The Messy Beauty of Indigo

Indigo; the ancient plant based dye that has been around for centuries. It is one of the oldest known textile dyes, the oldest piece ever found was from 6000 years ago! Clearly, this stuff is good, otherwise it would have stopped being used instead of spreading all over the world. Both natural and synthetic indigo dye is used in textile manufacturing on just about every continent. 

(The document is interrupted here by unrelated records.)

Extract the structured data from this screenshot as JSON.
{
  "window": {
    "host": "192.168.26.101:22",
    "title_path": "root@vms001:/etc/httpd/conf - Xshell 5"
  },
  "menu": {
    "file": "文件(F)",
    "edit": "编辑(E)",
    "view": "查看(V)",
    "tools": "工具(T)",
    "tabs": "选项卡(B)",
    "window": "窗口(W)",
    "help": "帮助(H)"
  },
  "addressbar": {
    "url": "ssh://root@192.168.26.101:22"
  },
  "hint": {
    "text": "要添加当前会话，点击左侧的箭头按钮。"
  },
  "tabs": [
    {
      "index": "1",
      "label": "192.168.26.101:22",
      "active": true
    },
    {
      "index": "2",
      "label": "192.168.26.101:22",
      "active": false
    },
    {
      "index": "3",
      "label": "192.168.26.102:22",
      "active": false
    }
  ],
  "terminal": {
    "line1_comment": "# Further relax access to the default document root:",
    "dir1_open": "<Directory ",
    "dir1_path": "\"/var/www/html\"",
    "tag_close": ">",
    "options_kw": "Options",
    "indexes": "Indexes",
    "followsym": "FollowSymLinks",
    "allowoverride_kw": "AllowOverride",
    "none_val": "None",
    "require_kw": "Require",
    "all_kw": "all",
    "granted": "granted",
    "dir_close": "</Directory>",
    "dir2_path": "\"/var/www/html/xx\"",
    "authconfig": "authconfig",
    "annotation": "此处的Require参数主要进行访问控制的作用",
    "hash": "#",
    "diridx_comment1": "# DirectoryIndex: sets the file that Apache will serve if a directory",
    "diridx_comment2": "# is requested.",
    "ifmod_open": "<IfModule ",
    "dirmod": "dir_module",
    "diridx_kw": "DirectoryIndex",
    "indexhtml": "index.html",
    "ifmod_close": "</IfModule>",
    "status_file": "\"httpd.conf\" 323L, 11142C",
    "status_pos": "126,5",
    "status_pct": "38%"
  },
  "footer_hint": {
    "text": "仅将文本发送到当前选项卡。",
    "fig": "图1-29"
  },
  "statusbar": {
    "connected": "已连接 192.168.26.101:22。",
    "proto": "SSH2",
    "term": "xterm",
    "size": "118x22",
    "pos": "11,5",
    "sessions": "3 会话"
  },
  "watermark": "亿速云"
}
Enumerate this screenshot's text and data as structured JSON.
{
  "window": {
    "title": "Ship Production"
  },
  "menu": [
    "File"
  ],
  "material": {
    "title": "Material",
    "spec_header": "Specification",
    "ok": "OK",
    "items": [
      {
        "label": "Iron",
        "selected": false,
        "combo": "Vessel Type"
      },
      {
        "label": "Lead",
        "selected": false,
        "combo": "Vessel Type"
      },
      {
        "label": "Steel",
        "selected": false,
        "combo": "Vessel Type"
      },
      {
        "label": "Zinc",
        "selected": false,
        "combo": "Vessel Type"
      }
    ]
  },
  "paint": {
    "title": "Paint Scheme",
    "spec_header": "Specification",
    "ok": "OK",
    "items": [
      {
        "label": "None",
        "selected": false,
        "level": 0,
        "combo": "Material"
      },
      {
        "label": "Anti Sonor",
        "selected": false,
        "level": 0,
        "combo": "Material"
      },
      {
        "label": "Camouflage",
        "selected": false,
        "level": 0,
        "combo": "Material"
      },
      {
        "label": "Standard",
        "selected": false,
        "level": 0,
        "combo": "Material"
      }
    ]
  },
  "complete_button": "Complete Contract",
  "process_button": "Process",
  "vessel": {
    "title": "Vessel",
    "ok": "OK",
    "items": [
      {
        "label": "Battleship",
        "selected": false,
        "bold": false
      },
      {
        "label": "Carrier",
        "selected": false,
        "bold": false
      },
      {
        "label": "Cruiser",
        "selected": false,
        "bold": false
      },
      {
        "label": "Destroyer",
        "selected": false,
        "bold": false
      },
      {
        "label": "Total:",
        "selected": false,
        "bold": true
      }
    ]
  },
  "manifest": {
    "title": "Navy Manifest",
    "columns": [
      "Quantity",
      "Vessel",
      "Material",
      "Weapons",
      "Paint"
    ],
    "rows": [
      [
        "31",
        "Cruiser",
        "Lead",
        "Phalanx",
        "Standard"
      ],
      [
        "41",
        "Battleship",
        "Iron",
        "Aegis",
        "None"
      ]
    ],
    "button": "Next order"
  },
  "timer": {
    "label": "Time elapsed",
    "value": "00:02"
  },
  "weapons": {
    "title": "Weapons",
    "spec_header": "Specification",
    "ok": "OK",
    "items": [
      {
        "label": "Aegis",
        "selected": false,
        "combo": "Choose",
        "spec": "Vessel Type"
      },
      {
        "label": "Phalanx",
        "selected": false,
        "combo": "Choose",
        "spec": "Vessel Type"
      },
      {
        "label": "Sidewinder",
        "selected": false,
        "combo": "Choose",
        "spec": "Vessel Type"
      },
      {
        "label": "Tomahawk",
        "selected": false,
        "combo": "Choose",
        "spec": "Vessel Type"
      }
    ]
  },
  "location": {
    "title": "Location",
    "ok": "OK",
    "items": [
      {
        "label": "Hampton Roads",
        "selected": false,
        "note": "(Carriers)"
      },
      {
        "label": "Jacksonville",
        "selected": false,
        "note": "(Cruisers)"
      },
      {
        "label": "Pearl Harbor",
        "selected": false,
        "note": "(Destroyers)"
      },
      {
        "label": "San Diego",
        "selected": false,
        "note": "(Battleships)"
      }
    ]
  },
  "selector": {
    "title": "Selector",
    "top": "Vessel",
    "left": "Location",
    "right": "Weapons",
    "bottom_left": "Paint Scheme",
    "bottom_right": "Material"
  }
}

Indigo is beautiful (there is no denying that) BUT it is messy! No matter how hard I try I will probably never be a "clean" dyer. I'll use gloves but somehow will still stain my hands. I'll wear an apron but still stain my clothes. I'm that person. So when I decided I wanted to try dyeing with indigo again, post art school, I had to figure out how to do it without completely destroying my house. In school, the area used for indigo has the floor completely covered in plastic and tools used only for indigo (easily recognizable because they are completely blue). Working out of my house usually doesn't limit me too much but I felt the limitations this time. Luckily I was offered the use of an old bathroom that isn't really used much anymore and on deck to be renovated. Thank goodness! I tried to be fairly neat but there was blue EVERYWHERE! It looked like a smurf murder scene. I'm not kidding. Think of the goriest movie you have ever scene and then instead of red subtitute blue. That's what I was dealing with. 

Fortunately it was nothing a bit of scrubbing couldn't handle. There was a bit of staining but 98% of it I was able to wash away. The process was totally worth it because the silk scarves turned out beautifully! Here are a few pictures I took of them:

If you get an opportunity to work with indigo, ideally in a dye studio, you should definitely take it. But you have been warned!

The bigger the macrame, the bigger the blisters!

A little over a year ago I was asked to create a large scale macrame piece to be displayed in a store front window. Of course I said yes! Before this piece, I had mainly done friendship bracelet type macrame and small rope pieces here and there. Nothing like what I just agreed to! Not only was the finished size going to be much larger than anything I had previously done but the rope itself was much bigger. There was definitely a learning curve! When rope gets thicker it becomes harder to make nice tight knots. You need to use a lot more strength than you do with twine. I worked in segments of about 4-5 hours, non stop. Many podcasts were listened to and many blistered formed. Something else you don't really think about is the math involved. You need to make sure you have enough length while trying not to waste too much. Sounds simple enough right? The thing that really makes this whole process a challenge is that different knots take up more length than others. At the end, some pieces were the perfect length and other pieces had meters of excess. Once you do a project once it becomes easier to calculate the rope lengths you will need but the first one is always trial and error (for me anyway).

 So many bundles!

So many bundles!

I would come into the shop once they closed and work for hours while listening to podcasts. So many podcasts! Working on a large scale like this is definitely a learning curve for not only your mind but your body as well. I would have randomly sore muscles in my arms the next day! 

 Night one

Night one

 Finished piece from outside   

Finished piece from outside

 

 A photo taken by the store from the inside

A photo taken by the store from the inside

Creating this window display was so fun and a nice challenge. I have a few large driftwood pieces that I'm wanting to make into wall hangings one of these days. Maybe I'll get the chance to create more window displays, who knows!